(Items from an interface collection)
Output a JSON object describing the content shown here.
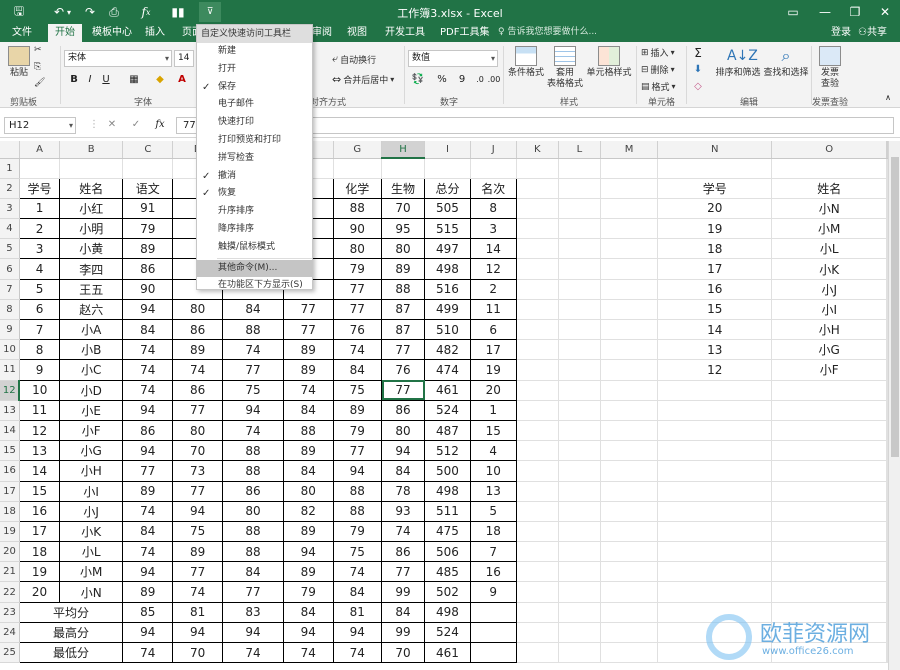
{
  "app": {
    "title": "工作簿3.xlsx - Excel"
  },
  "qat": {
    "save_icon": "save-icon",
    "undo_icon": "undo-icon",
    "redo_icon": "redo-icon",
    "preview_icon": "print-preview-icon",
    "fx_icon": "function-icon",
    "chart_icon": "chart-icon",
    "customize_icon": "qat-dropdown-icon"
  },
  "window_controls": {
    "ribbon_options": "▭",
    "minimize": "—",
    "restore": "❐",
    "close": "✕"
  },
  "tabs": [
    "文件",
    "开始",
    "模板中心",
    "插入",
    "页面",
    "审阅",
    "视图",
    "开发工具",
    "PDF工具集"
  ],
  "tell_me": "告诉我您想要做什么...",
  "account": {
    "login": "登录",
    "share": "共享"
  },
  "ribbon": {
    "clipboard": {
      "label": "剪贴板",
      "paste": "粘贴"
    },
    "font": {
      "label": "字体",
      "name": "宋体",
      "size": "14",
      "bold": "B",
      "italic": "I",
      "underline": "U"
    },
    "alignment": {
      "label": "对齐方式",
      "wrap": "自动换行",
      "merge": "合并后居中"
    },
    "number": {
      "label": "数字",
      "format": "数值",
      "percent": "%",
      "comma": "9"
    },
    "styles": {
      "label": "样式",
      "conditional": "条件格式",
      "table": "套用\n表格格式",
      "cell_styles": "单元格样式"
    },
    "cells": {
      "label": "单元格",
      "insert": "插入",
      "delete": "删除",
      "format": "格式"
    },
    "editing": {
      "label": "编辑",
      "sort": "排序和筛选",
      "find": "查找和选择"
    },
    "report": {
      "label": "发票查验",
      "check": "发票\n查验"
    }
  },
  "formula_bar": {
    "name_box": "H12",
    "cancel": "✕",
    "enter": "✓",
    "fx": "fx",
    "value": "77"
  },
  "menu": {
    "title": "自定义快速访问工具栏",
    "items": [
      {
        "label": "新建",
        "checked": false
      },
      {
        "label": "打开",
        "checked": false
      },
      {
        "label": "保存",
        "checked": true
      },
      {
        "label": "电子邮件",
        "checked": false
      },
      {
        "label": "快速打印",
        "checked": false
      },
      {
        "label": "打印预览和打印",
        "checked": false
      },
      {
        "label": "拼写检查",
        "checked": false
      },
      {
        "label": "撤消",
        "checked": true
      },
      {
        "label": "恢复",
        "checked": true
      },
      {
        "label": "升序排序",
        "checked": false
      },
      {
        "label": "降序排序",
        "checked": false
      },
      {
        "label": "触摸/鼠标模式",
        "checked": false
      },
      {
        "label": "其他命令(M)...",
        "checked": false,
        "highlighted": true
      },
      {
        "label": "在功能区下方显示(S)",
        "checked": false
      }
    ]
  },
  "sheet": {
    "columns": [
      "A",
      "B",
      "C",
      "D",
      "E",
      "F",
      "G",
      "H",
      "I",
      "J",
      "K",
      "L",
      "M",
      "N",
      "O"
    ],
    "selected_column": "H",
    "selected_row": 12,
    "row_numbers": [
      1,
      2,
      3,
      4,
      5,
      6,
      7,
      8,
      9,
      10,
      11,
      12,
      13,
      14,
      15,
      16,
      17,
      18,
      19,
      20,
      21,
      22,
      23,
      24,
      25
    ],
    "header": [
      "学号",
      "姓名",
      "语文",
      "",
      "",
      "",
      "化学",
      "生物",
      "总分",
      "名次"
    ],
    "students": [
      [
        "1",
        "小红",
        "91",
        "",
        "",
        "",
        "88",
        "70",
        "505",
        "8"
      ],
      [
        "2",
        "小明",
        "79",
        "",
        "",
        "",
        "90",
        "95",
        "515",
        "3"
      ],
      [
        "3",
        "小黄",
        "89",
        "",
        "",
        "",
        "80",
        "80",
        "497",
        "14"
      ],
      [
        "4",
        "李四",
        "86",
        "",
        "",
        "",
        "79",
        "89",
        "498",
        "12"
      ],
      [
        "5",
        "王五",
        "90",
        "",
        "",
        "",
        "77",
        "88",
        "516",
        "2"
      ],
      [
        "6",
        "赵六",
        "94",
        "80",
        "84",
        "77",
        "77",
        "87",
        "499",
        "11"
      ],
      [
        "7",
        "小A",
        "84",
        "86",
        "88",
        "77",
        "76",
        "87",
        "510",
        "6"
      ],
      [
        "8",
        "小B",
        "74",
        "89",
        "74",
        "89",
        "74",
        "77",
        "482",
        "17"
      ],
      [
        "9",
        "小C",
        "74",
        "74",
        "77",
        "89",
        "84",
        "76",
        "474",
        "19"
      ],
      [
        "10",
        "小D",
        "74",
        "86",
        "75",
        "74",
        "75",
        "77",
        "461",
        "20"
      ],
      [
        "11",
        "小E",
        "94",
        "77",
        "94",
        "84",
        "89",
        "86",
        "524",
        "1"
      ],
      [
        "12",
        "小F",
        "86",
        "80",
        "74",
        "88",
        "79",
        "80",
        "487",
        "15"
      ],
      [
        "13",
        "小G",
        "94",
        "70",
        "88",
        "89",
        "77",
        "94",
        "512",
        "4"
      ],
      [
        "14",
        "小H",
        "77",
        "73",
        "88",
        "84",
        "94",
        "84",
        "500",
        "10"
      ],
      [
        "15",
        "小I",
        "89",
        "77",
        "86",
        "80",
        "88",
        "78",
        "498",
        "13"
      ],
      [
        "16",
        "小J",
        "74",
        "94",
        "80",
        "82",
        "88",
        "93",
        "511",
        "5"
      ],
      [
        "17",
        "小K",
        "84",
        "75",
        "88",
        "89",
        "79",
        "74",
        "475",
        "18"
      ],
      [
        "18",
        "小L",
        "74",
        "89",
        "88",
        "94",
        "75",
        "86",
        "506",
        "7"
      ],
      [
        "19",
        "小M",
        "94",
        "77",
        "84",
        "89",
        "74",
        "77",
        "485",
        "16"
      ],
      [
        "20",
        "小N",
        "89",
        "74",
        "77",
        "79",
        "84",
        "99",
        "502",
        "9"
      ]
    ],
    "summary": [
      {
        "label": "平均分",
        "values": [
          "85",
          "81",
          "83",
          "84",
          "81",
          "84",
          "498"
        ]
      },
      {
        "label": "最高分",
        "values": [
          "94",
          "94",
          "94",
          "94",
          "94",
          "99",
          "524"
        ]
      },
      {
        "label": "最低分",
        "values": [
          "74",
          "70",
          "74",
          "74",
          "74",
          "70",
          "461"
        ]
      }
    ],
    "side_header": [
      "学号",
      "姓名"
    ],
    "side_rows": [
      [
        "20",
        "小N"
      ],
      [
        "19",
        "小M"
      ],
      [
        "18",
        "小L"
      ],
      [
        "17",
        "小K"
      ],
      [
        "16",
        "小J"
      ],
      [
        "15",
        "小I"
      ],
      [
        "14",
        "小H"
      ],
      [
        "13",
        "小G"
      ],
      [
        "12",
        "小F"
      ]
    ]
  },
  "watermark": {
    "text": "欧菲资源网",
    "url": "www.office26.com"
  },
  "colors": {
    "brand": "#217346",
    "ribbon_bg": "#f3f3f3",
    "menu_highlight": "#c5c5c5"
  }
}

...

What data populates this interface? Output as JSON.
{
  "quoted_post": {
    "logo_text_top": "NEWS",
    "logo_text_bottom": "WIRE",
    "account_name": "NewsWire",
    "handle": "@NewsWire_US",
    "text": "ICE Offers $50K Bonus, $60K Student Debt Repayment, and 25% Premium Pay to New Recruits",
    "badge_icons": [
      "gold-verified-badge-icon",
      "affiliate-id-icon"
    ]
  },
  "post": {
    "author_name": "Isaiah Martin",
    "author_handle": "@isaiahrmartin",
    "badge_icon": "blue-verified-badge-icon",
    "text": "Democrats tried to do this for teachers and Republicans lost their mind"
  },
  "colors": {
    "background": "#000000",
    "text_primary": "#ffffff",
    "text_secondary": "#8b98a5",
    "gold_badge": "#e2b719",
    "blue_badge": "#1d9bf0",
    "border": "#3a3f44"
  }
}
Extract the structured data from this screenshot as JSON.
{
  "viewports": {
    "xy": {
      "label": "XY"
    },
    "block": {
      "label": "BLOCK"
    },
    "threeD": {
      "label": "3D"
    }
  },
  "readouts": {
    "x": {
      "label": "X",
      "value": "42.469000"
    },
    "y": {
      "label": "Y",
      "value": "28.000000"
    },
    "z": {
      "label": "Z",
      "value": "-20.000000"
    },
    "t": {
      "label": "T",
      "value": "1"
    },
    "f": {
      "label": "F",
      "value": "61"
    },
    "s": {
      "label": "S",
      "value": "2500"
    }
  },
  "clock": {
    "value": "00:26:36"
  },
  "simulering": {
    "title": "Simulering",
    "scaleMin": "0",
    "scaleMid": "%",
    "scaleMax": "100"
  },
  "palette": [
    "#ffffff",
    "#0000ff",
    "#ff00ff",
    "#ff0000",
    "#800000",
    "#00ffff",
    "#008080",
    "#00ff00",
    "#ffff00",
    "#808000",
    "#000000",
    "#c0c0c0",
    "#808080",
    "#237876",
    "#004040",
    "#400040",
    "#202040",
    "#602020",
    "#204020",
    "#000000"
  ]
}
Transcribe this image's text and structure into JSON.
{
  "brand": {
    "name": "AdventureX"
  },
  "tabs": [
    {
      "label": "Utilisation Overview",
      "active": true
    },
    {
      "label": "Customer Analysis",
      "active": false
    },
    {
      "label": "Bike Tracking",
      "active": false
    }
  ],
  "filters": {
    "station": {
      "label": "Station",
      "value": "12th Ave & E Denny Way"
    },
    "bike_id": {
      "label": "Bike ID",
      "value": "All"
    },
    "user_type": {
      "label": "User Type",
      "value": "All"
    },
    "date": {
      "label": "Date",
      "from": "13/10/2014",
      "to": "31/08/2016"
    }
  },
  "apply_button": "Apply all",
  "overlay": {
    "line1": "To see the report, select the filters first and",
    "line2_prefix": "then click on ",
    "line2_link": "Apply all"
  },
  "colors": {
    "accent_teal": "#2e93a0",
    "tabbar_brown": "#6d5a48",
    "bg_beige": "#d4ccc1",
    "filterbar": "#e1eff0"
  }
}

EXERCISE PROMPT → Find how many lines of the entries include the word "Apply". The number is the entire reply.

PROBLEM SOLUTION → 2